Krystal Oriadha wants to represent District 7 on the Prince George’s County Council as a proactive leader and a voice for her neighbors and not just one who will “goalong-to-get-along” in Upper Marlboro.

“I am not a politician, I am an activist,” Oriadha told the AFRO. “We must all take responsibility and share the burden of building a community we can be proud of. That is part of the reason I am running.

Krystal Oriadha lives in Seat Pleasant, Md. (Courtesy Photo-Krystal Oriadha).

“We need to step up and demand better from ourselves and do better for our community.”

This is Oriadha’s first run for elected office. She is a resident of Seat Pleasant, Md.

Oriadha is a native of Harris County, Texas and grew up on the outskirts of Houston. She graduated from Howard University in 2009 with a bachelor’s degree in International Business with a concentration in marketing and has a MBA from Amberton University in Garland, Texas.

Oriadha said she is on leave as a consultant with the U.S. Department of Health and Human Services, working in the areas of domestic violence and human trafficking.

District 7 is located in the western-central part of Prince George’s County and borders the District of Columbia’s northeast and southeast quadrants. In addition to Seat Pleasant, it includes Capitol Heights, District Heights, Hillcrest Heights, Marlow Heights, Suitland, Temple Hills, and portions of Forestville and Oxon Hill. District 7 is 91 percent Black and has the highest percentage of African Americans by district in the county, according to the 2010 census.

Karen Toles has represented District 7 on the Prince George’s County Council since 2009 and cannot serve a third term by law. Toles has indicated she is interested in one of the new two at-large seats to be filled in 2018.

Oriadha’s opponents include entrepreneur B.J. Paige, former Capitol Heights Mayor Darrell Miller; political activist and AFRO writer Bruce Branch, Rodney Streeter, who used to work for Camille Exum when she represented District 7 on the county council; Suitland Civic Association President Karen Anderson; and community activists Juan Stewart Jr. and Greg Falls. The Democratic primary is June 26, 2018.

Oriadha said activism not politics as usual will be her guide as a member of the county council.

“We need more advocates and activists at the table,” she said. “Politicians tend to have a disconnect with the real world that people are dealing with every day. I don’t care about accolades and I will have less ego and more humility as a council member.”

Oriadha’s platform highlights three areas: education, economic development and improving District 7 residents’ quality of life.

“I want pre-Kindergarten for all of our children,” she said. “I would like to see teachers get a pay raise with fair evaluations and build community schools.”

Regarding economic development, Oriadha is aware that District 7 is behind other districts in the county and wants to change that.

“I want to bring developers into the community,” she said. “I also want to create more opportunity for small businesses.

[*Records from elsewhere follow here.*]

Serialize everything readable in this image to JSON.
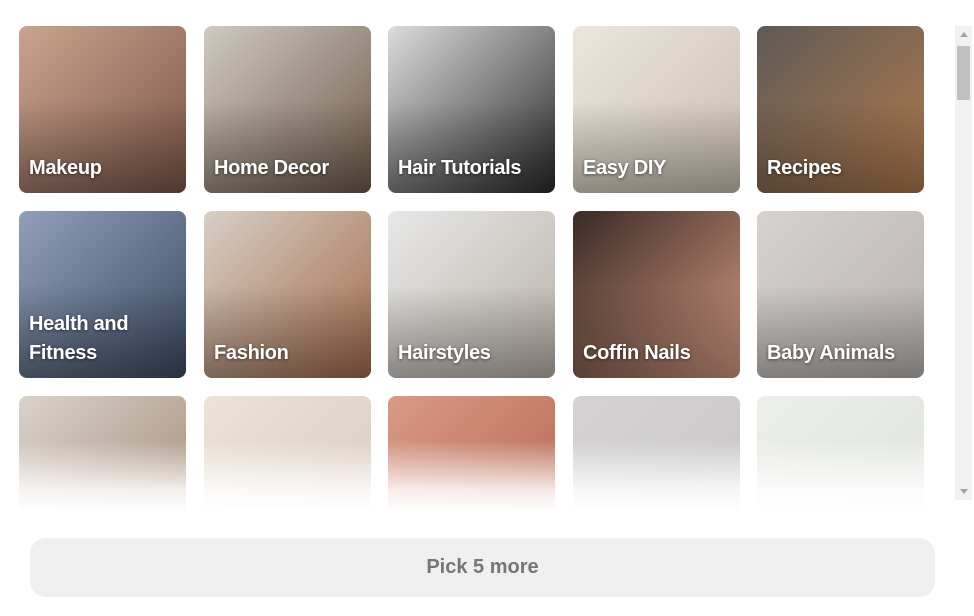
{
  "grid": {
    "rows": [
      [
        {
          "label": "Makeup",
          "colors": [
            "#c9a48e",
            "#7a5546"
          ]
        },
        {
          "label": "Home Decor",
          "colors": [
            "#cfcac4",
            "#6e5a48"
          ]
        },
        {
          "label": "Hair Tutorials",
          "colors": [
            "#dcdcdc",
            "#2a2a2a"
          ]
        },
        {
          "label": "Easy DIY",
          "colors": [
            "#ece6dd",
            "#c8beb1"
          ]
        },
        {
          "label": "Recipes",
          "colors": [
            "#5f5a55",
            "#b07a4e"
          ]
        }
      ],
      [
        {
          "label": "Health and Fitness",
          "colors": [
            "#8fa0b8",
            "#3c4a62"
          ]
        },
        {
          "label": "Fashion",
          "colors": [
            "#d8cfc6",
            "#a06a4a"
          ]
        },
        {
          "label": "Hairstyles",
          "colors": [
            "#e8e8e8",
            "#b8b0a6"
          ]
        },
        {
          "label": "Coffin Nails",
          "colors": [
            "#3a2a24",
            "#d39a82"
          ]
        },
        {
          "label": "Baby Animals",
          "colors": [
            "#d6d2cf",
            "#b8b2ae"
          ]
        }
      ],
      [
        {
          "label": "",
          "colors": [
            "#d9d3cc",
            "#9e8670"
          ]
        },
        {
          "label": "",
          "colors": [
            "#ebe3da",
            "#d6c9ba"
          ]
        },
        {
          "label": "",
          "colors": [
            "#d99a86",
            "#b5634f"
          ]
        },
        {
          "label": "",
          "colors": [
            "#d4d2d3",
            "#c8c6c8"
          ]
        },
        {
          "label": "",
          "colors": [
            "#eceee9",
            "#dfe3dc"
          ]
        }
      ]
    ]
  },
  "footer": {
    "button_label": "Pick 5 more"
  },
  "scrollbar": {
    "thumb_position_fraction": 0.0
  }
}
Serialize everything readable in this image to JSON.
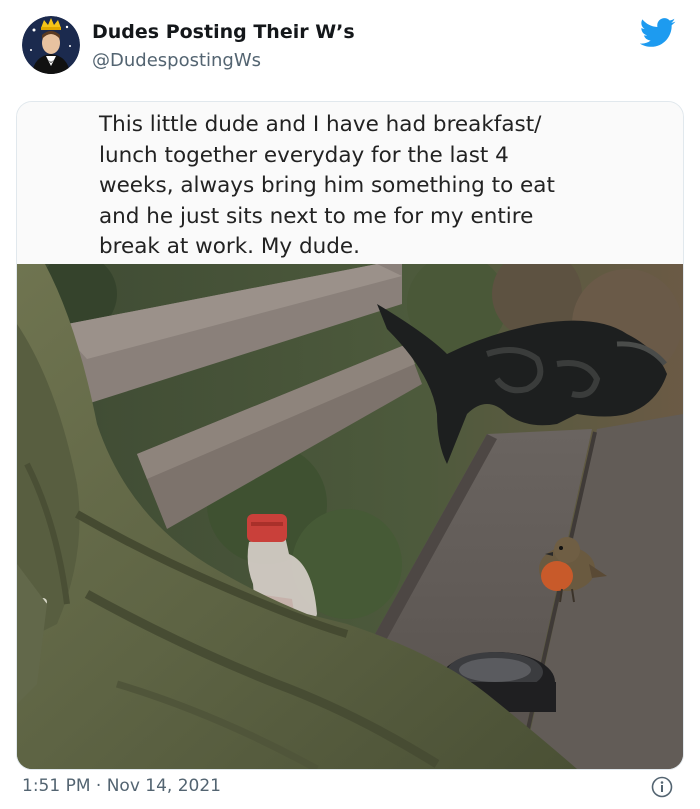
{
  "author": {
    "name": "Dudes Posting Their W’s",
    "handle": "@DudespostingWs"
  },
  "post": {
    "caption": "This little dude and I have had breakfast/\nlunch together everyday for the last 4\nweeks, always bring him something to eat\nand he just sits next to me for my entire\nbreak at work. My dude.",
    "timestamp": "1:51 PM · Nov 14, 2021"
  },
  "icons": {
    "platform": "twitter-bird-icon",
    "info": "info-icon"
  },
  "colors": {
    "brand_blue": "#1d9bf0",
    "name_text": "#14171a",
    "secondary_text": "#536471"
  }
}
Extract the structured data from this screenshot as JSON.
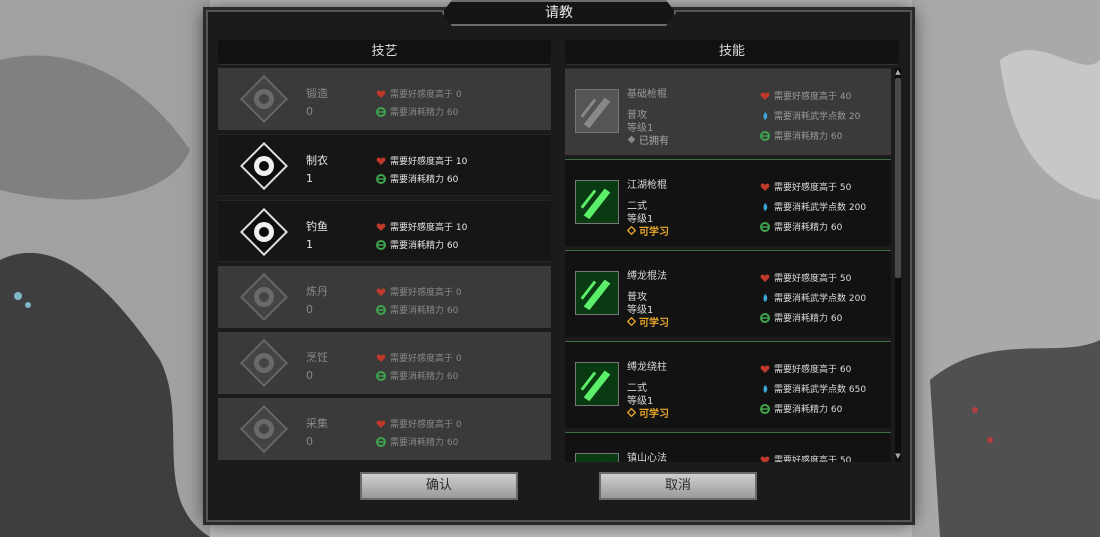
{
  "title": "请教",
  "left_panel": {
    "header": "技艺",
    "items": [
      {
        "name": "锻造",
        "level": "0",
        "req_affinity": "需要好感度高于 0",
        "req_energy": "需要消耗精力 60",
        "state": "dim",
        "icon": "anvil-icon"
      },
      {
        "name": "制衣",
        "level": "1",
        "req_affinity": "需要好感度高于 10",
        "req_energy": "需要消耗精力 60",
        "state": "active",
        "icon": "garment-icon"
      },
      {
        "name": "钓鱼",
        "level": "1",
        "req_affinity": "需要好感度高于 10",
        "req_energy": "需要消耗精力 60",
        "state": "active",
        "icon": "fish-icon"
      },
      {
        "name": "炼丹",
        "level": "0",
        "req_affinity": "需要好感度高于 0",
        "req_energy": "需要消耗精力 60",
        "state": "dim",
        "icon": "furnace-icon"
      },
      {
        "name": "烹饪",
        "level": "0",
        "req_affinity": "需要好感度高于 0",
        "req_energy": "需要消耗精力 60",
        "state": "dim",
        "icon": "bowl-icon"
      },
      {
        "name": "采集",
        "level": "0",
        "req_affinity": "需要好感度高于 0",
        "req_energy": "需要消耗精力 60",
        "state": "dim",
        "icon": "herb-hand-icon"
      }
    ]
  },
  "right_panel": {
    "header": "技能",
    "items": [
      {
        "name": "基础枪棍",
        "type": "普攻",
        "level": "等级1",
        "status": "已拥有",
        "status_kind": "have",
        "req_affinity": "需要好感度高于 40",
        "req_points": "需要消耗武学点数 20",
        "req_energy": "需要消耗精力 60",
        "owned": true
      },
      {
        "name": "江湖枪棍",
        "type": "二式",
        "level": "等级1",
        "status": "可学习",
        "status_kind": "learn",
        "req_affinity": "需要好感度高于 50",
        "req_points": "需要消耗武学点数 200",
        "req_energy": "需要消耗精力 60",
        "owned": false
      },
      {
        "name": "缚龙棍法",
        "type": "普攻",
        "level": "等级1",
        "status": "可学习",
        "status_kind": "learn",
        "req_affinity": "需要好感度高于 50",
        "req_points": "需要消耗武学点数 200",
        "req_energy": "需要消耗精力 60",
        "owned": false
      },
      {
        "name": "缚龙绕柱",
        "type": "二式",
        "level": "等级1",
        "status": "可学习",
        "status_kind": "learn",
        "req_affinity": "需要好感度高于 60",
        "req_points": "需要消耗武学点数 650",
        "req_energy": "需要消耗精力 60",
        "owned": false
      },
      {
        "name": "镇山心法",
        "type": "",
        "level": "",
        "status": "",
        "status_kind": "",
        "req_affinity": "需要好感度高于 50",
        "req_points": "",
        "req_energy": "",
        "owned": false
      }
    ]
  },
  "buttons": {
    "confirm": "确认",
    "cancel": "取消"
  },
  "colors": {
    "heart": "#c0392b",
    "energy": "#3fa34d",
    "points": "#3aa7d8",
    "learnable": "#e8a52a"
  }
}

It is very difficult for small businesses to get capital from banks to fund their businesses.”

Oriadha said she wants to improve the county’s grants programs and wants it to teach prospective or experienced entrepreneurs how to write a business plan.

In addition, she supports a living wage for all working residents and wants to create a pro-business atmosphere that fosters access to quality jobs.

Oriadha said improving quality of life in District 7 should accommodate the needs of young adults and seniors.

“We want to bring younger people into the community,” she said. “They represent growth and can help invest in the district. I want to help seniors renovate their houses at a reasonable rate and bring down their property taxes because they are too high.

“Our seniors should be able to retire with grace.”

Oriadha has been endorsed by UNITE HERE Local 25, the hotel workers union and Progressive Maryland. On the Local 25 nod, Oriadha said “I am very supportive of the work they are doing on behalf of their members.”

“With their support and the support of thousands of union members across the area, we are building a movement to uplift the voices of our communities,” she said.

Pamela Boone is the president of CPAC, a citizens group in Seat Pleasant that supports the city’s police department and advocates for a safer community. Boone, who has lived in Seat Pleasant for decades and is active in county-wide efforts to fight crime, told the AFRO she knows little about Oriadha.

“I don’t know much about her,” Boone said. “I haven’t seen any of her literature. I do wish her all the best but she should get out and meet her constituents.”